Even after his death in April 2007, Boris Yeltsin remains the most controversial figure in recent Russian history. Although Mikhail Gorbachev presided over the decline of the Communist party and the ending of Soviet mastery in Eastern Europe, it was Yeltsin - the first elected national leader in Russia's long history - who buried the Soviet Union itself. Brought to Moscow by Gorbachev, Yeltsin soon clashed with him and went on to play a key part in the unraveling of the Soviet superpower. In 1991, after the flags changed on the Kremlin, he embarked on a sweeping makeover of the new Russia. Although the nation was vastly changed by the time he retired as president in 1999, Yeltsin was forced to admit that he had failed to compel Russia towards democracy and free markets in a single leap. In this, the first biographer to treat Yeltsin's entire life, renowned Russia scholar Timothy J. Colton traces his development from a peasant boy in the Urals to a Communist Party apparatchik, and then ultimately to the nemesis of the communist order. Based on unprecedented interviews with Yeltsin himself, as well as family members and scores of former high-level officials, journalists, and businessmen, Colton explains why and how Yeltsin broke with single-party rule and launched his drive to replace it with democracy. Yeltsin's intuitive judgment of situations, grace under fire, and mastery of power resources enabled him to begin the task at blinding speed. Once the Yeltsin revolution was under way, gaps in his vision of the future, psychological eccentricities, personal weaknesses, and institutional factors all conspired to slow and distort the process. Nonetheless, Yeltsin had an extraordinary impact on the Soviet Union and Russia, and thus on the entire world. Yeltsin's attempt to bring democracy to Russia remains one of the great, unfinished stories of our time.

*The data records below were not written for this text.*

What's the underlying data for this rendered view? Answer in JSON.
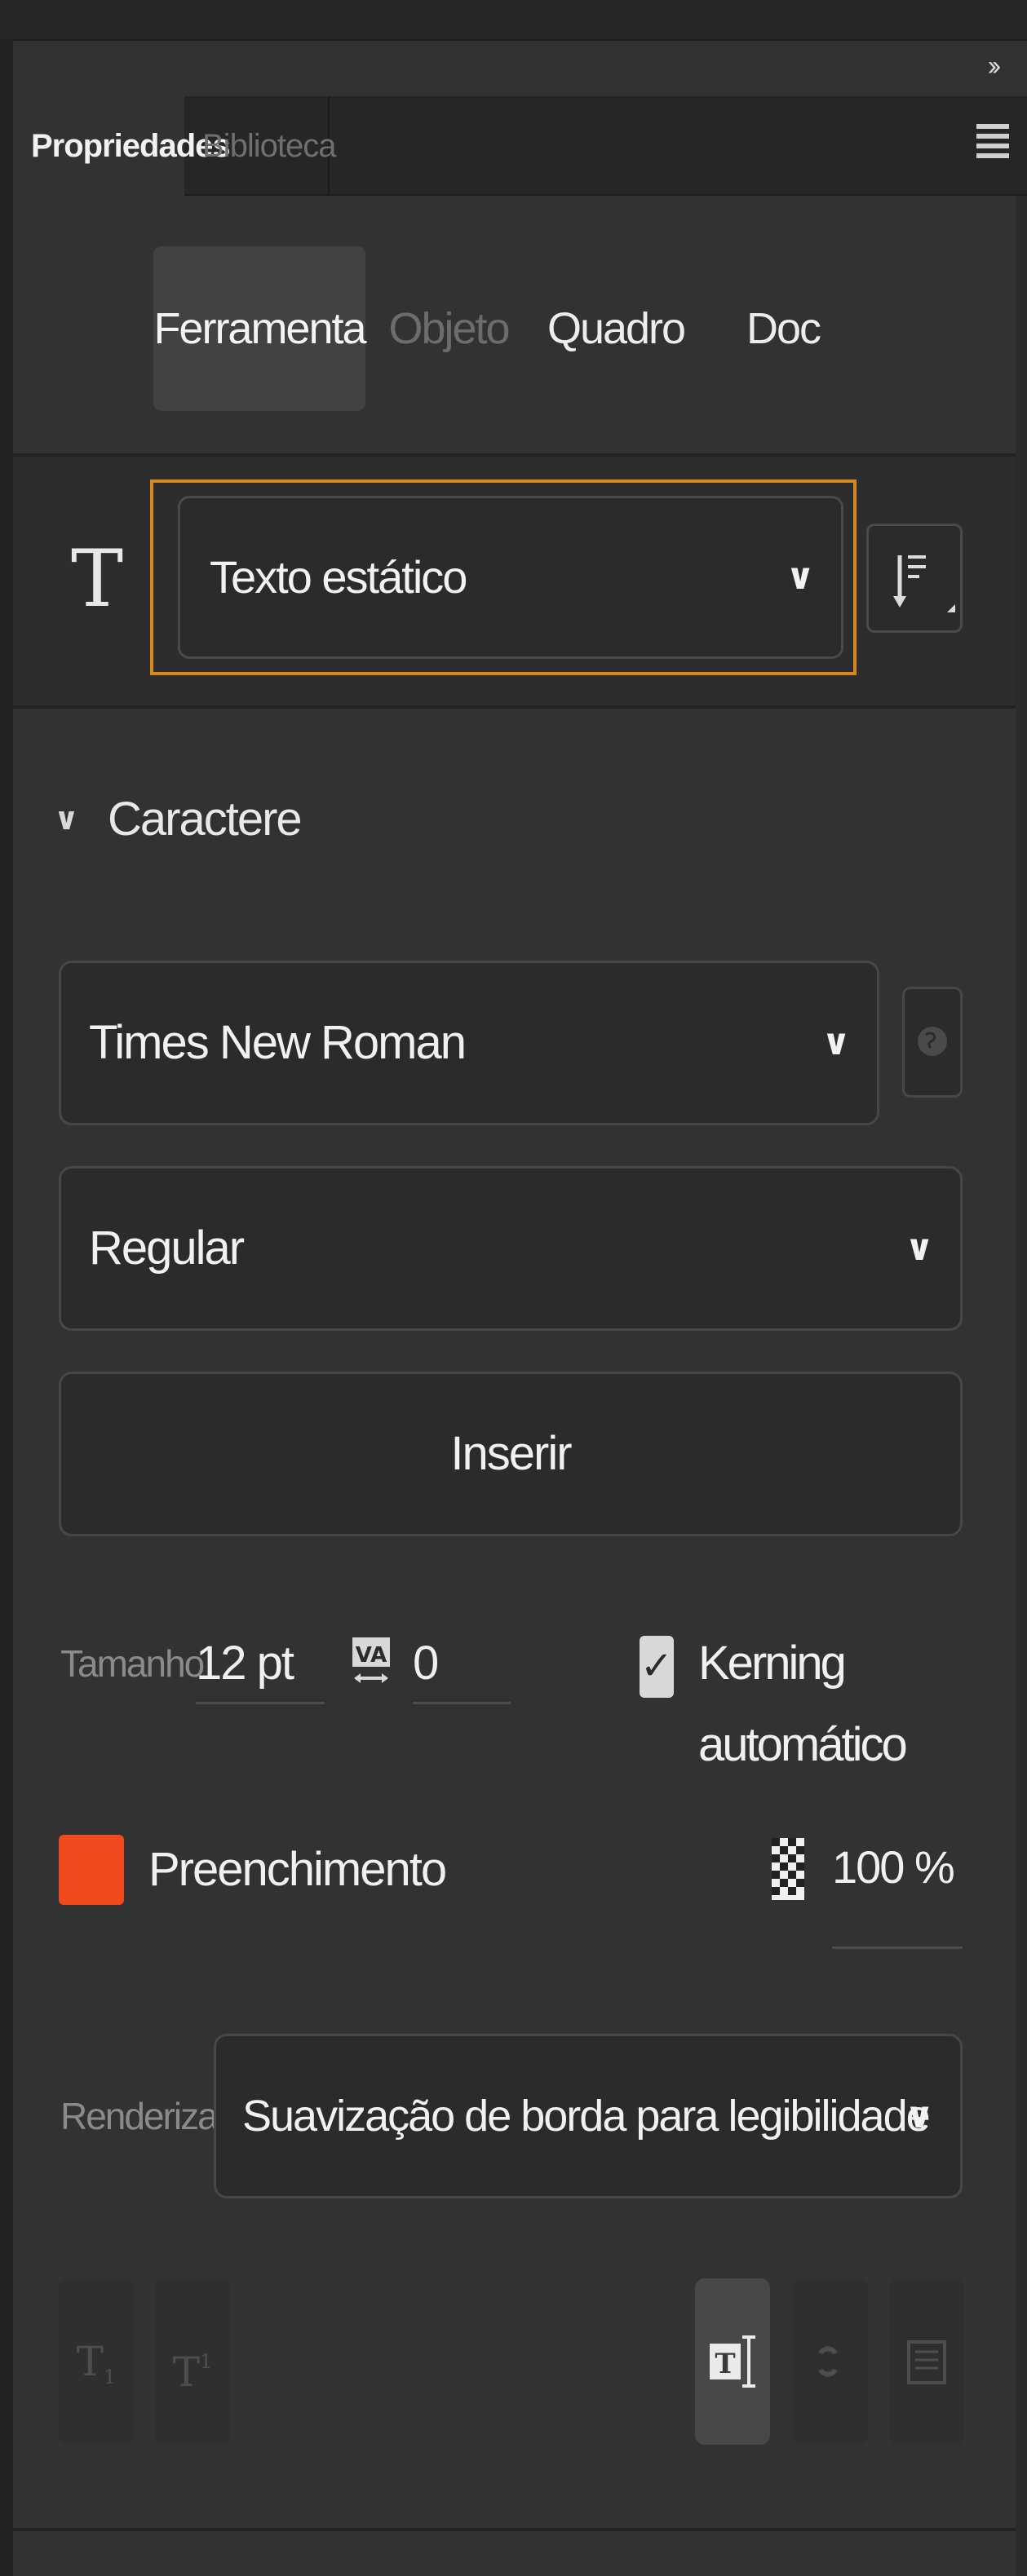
{
  "header": {
    "collapse_icon": "double-chevron-right-icon"
  },
  "tabs": [
    {
      "label": "Propriedades",
      "active": true
    },
    {
      "label": "Biblioteca",
      "active": false
    }
  ],
  "panel_menu_icon": "hamburger-icon",
  "segments": [
    {
      "label": "Ferramenta",
      "active": true
    },
    {
      "label": "Objeto",
      "enabled": false
    },
    {
      "label": "Quadro"
    },
    {
      "label": "Doc"
    }
  ],
  "text_type": {
    "icon": "text-tool-icon",
    "selected": "Texto estático",
    "highlight_color": "#d5891c"
  },
  "orientation_icon": "text-orientation-icon",
  "character": {
    "section_title": "Caractere",
    "font_family": "Times New Roman",
    "font_style": "Regular",
    "insert_label": "Inserir",
    "size_label": "Tamanho",
    "size_value": "12 pt",
    "tracking_value": "0",
    "kerning_label": "Kerning automático",
    "kerning_checked": true,
    "fill_label": "Preenchimento",
    "fill_color": "#f14a1e",
    "alpha_value": "100 %",
    "render_label": "Renderizar",
    "render_value": "Suavização de borda para legibilidade"
  }
}
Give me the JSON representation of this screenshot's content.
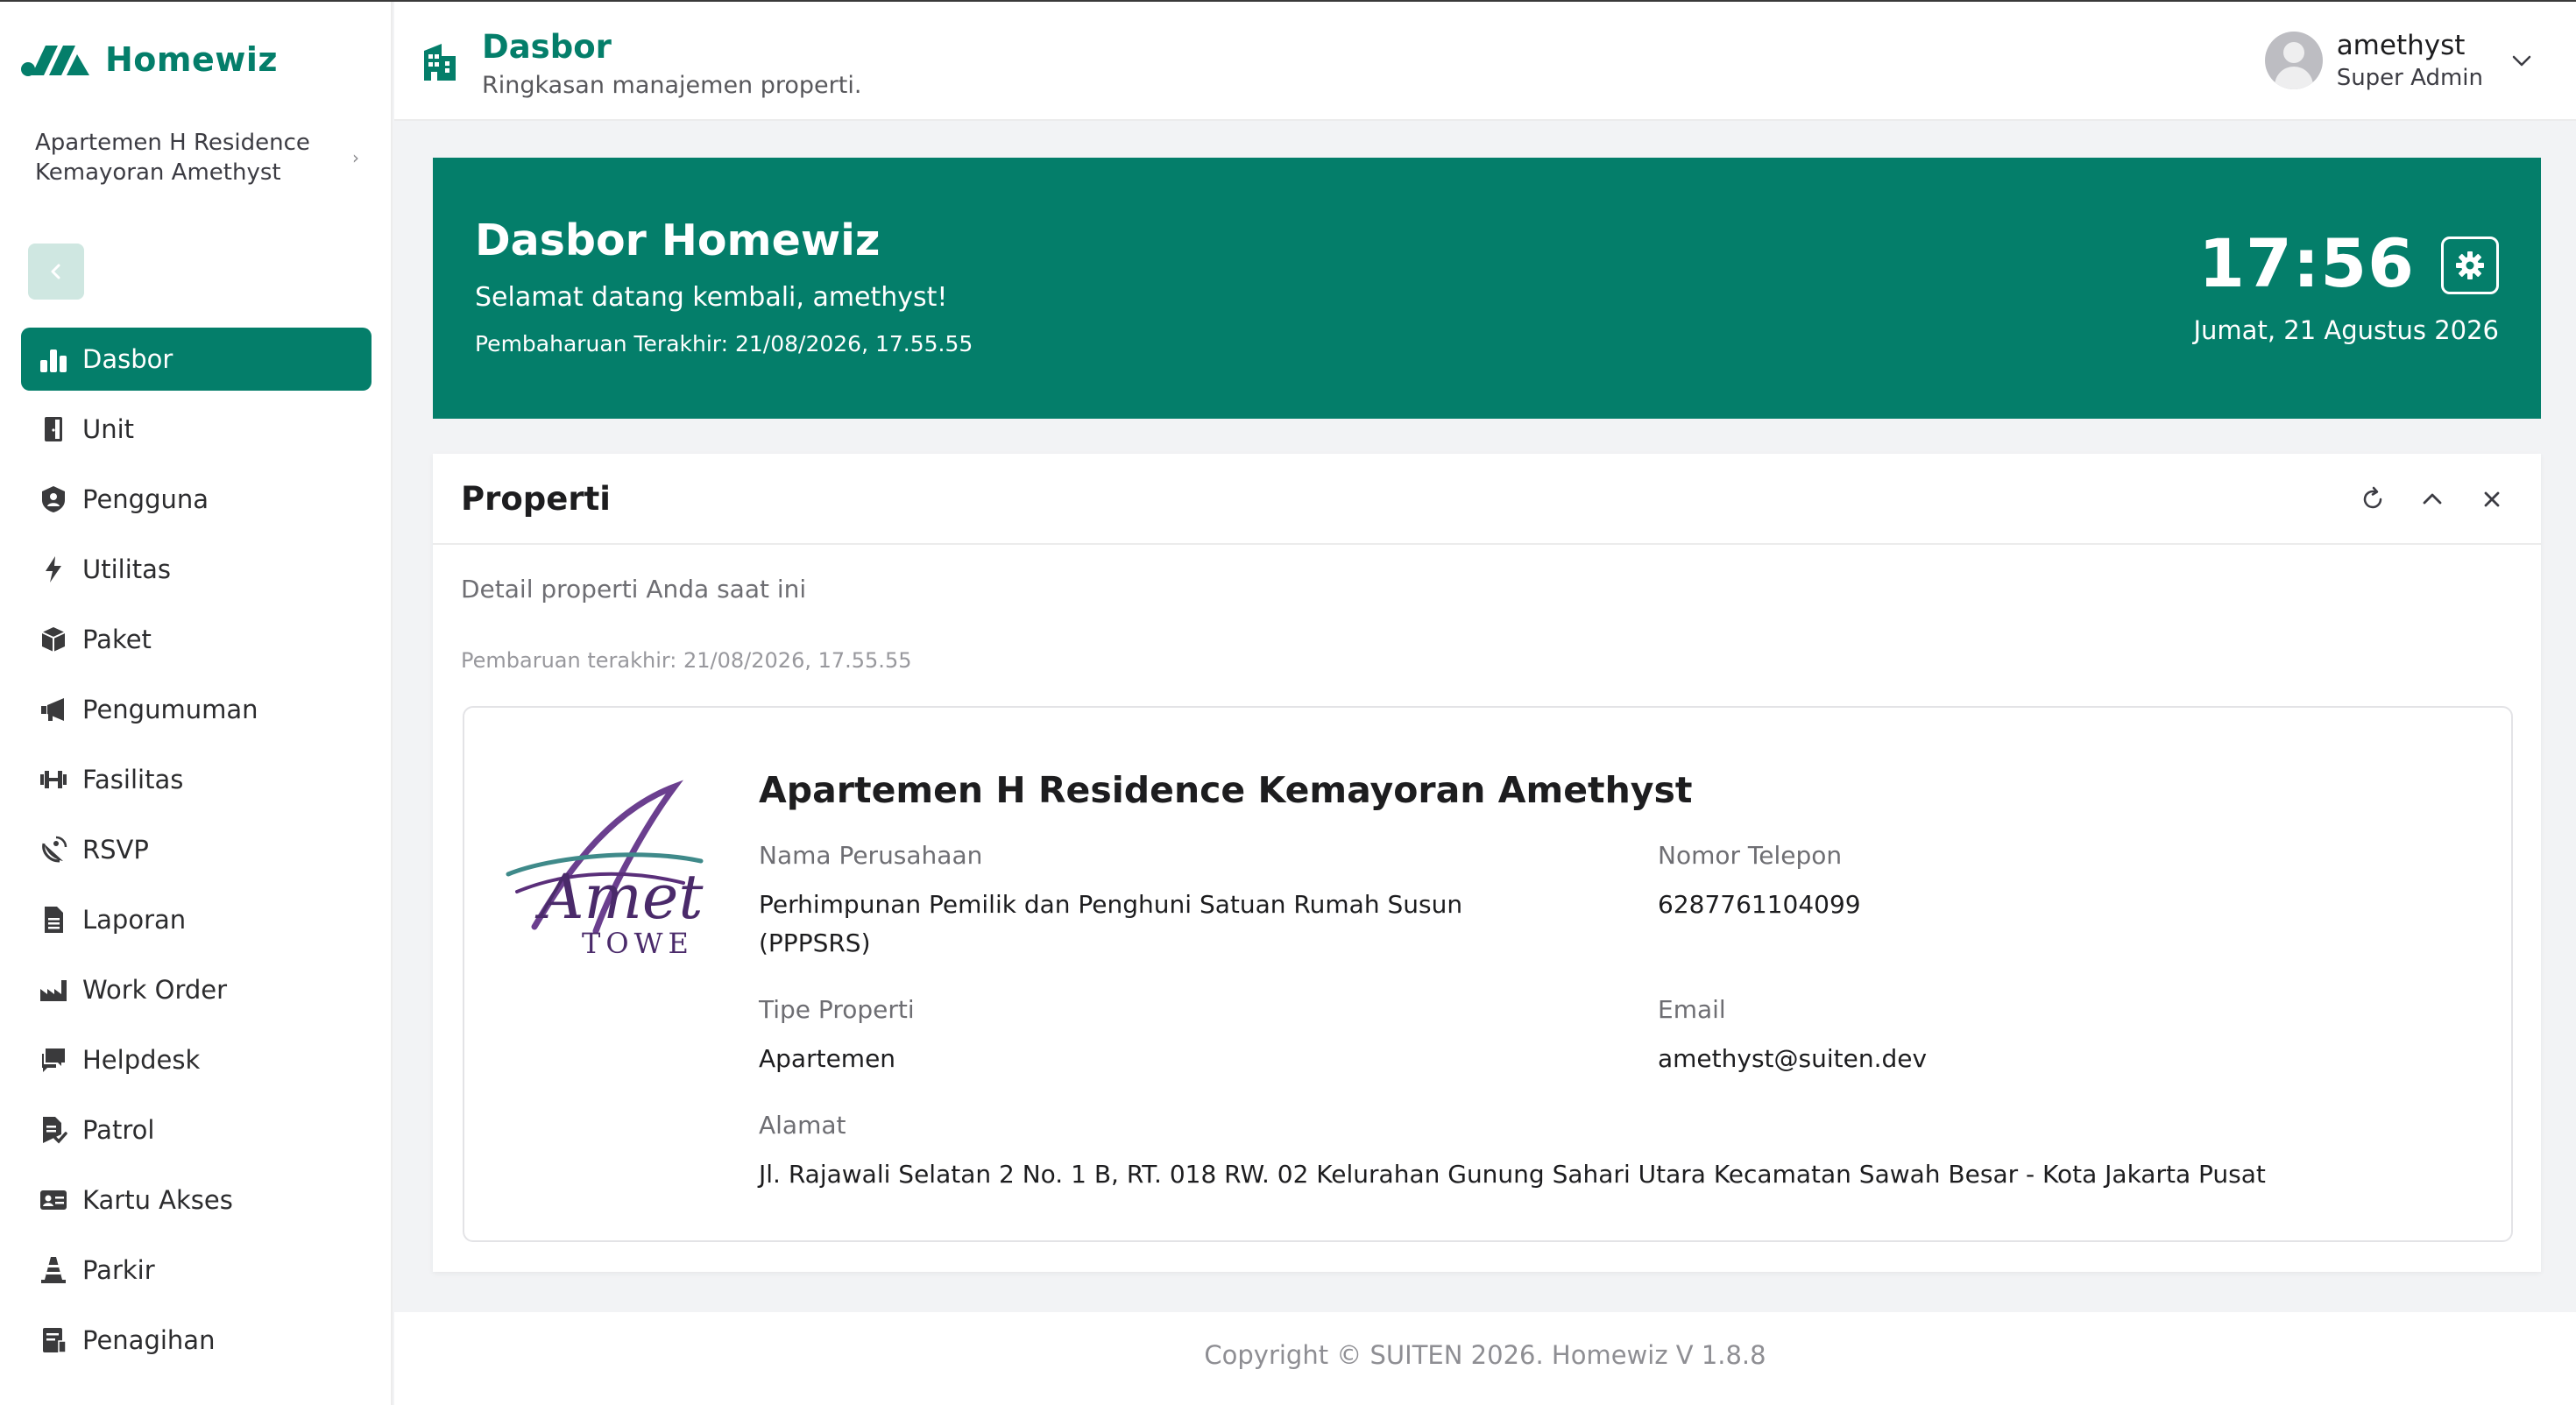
{
  "app": {
    "brand_name": "Homewiz",
    "brand_color": "#047e6a"
  },
  "sidebar": {
    "property_selector": {
      "name": "Apartemen H Residence Kemayoran Amethyst",
      "chevron_icon": "chevron-right-icon"
    },
    "collapse_icon": "chevron-left-icon",
    "items": [
      {
        "label": "Dasbor",
        "icon": "bar-chart-icon",
        "active": true
      },
      {
        "label": "Unit",
        "icon": "door-icon",
        "active": false
      },
      {
        "label": "Pengguna",
        "icon": "user-lock-icon",
        "active": false
      },
      {
        "label": "Utilitas",
        "icon": "bolt-icon",
        "active": false
      },
      {
        "label": "Paket",
        "icon": "package-icon",
        "active": false
      },
      {
        "label": "Pengumuman",
        "icon": "megaphone-icon",
        "active": false
      },
      {
        "label": "Fasilitas",
        "icon": "dumbbell-icon",
        "active": false
      },
      {
        "label": "RSVP",
        "icon": "satellite-dish-icon",
        "active": false
      },
      {
        "label": "Laporan",
        "icon": "document-icon",
        "active": false
      },
      {
        "label": "Work Order",
        "icon": "industry-icon",
        "active": false
      },
      {
        "label": "Helpdesk",
        "icon": "chat-icon",
        "active": false
      },
      {
        "label": "Patrol",
        "icon": "file-check-icon",
        "active": false
      },
      {
        "label": "Kartu Akses",
        "icon": "id-card-icon",
        "active": false
      },
      {
        "label": "Parkir",
        "icon": "traffic-cone-icon",
        "active": false
      },
      {
        "label": "Penagihan",
        "icon": "invoice-icon",
        "active": false
      }
    ]
  },
  "header": {
    "icon": "building-icon",
    "title": "Dasbor",
    "subtitle": "Ringkasan manajemen properti."
  },
  "user": {
    "name": "amethyst",
    "role": "Super Admin",
    "avatar_icon": "avatar-icon",
    "menu_icon": "chevron-down-icon"
  },
  "banner": {
    "title": "Dasbor Homewiz",
    "welcome": "Selamat datang kembali, amethyst!",
    "last_updated": "Pembaharuan Terakhir: 21/08/2026, 17.55.55",
    "time": "17:56",
    "date": "Jumat, 21 Agustus 2026",
    "settings_icon": "gear-icon"
  },
  "property_card": {
    "title": "Properti",
    "description": "Detail properti Anda saat ini",
    "last_updated": "Pembaruan terakhir: 21/08/2026, 17.55.55",
    "tools": {
      "refresh_icon": "refresh-icon",
      "collapse_icon": "chevron-up-icon",
      "close_icon": "close-icon"
    },
    "property": {
      "name": "Apartemen H Residence Kemayoran Amethyst",
      "logo_text": "Amet",
      "logo_subtext": "TOWE",
      "fields": {
        "company_label": "Nama Perusahaan",
        "company_value": "Perhimpunan Pemilik dan Penghuni Satuan Rumah Susun (PPPSRS)",
        "phone_label": "Nomor Telepon",
        "phone_value": "6287761104099",
        "type_label": "Tipe Properti",
        "type_value": "Apartemen",
        "email_label": "Email",
        "email_value": "amethyst@suiten.dev",
        "address_label": "Alamat",
        "address_value": "Jl. Rajawali Selatan 2 No. 1 B, RT. 018 RW. 02 Kelurahan Gunung Sahari Utara Kecamatan Sawah Besar - Kota Jakarta Pusat"
      }
    }
  },
  "footer": {
    "text": "Copyright © SUITEN 2026. Homewiz V 1.8.8"
  }
}
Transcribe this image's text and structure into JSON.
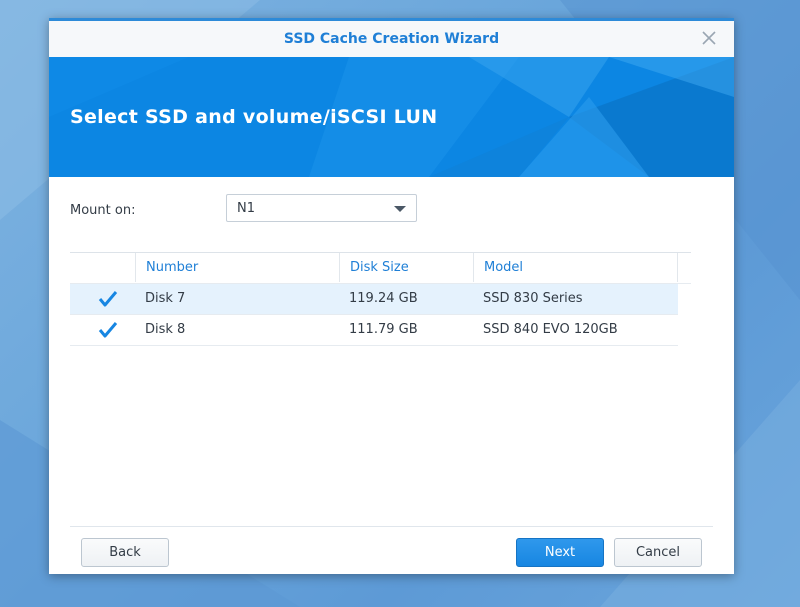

As undemocratic and often anti-Western policies and rhetoric resurface in Putin's Russia, Yeltsin is essential reading for understanding the past, present, and future of this vast and complex nation.... time in 1994 or 1995 Berezovskii made her a present of two cars: a Russian- made Niva wagon and a Chevrolet Blazer. ... From February 2 to 5, he and seventy other Russian capitalists and officials attended the World Economic Forum inanbsp;...
|Publisher||:||Basic Books - 2011-08|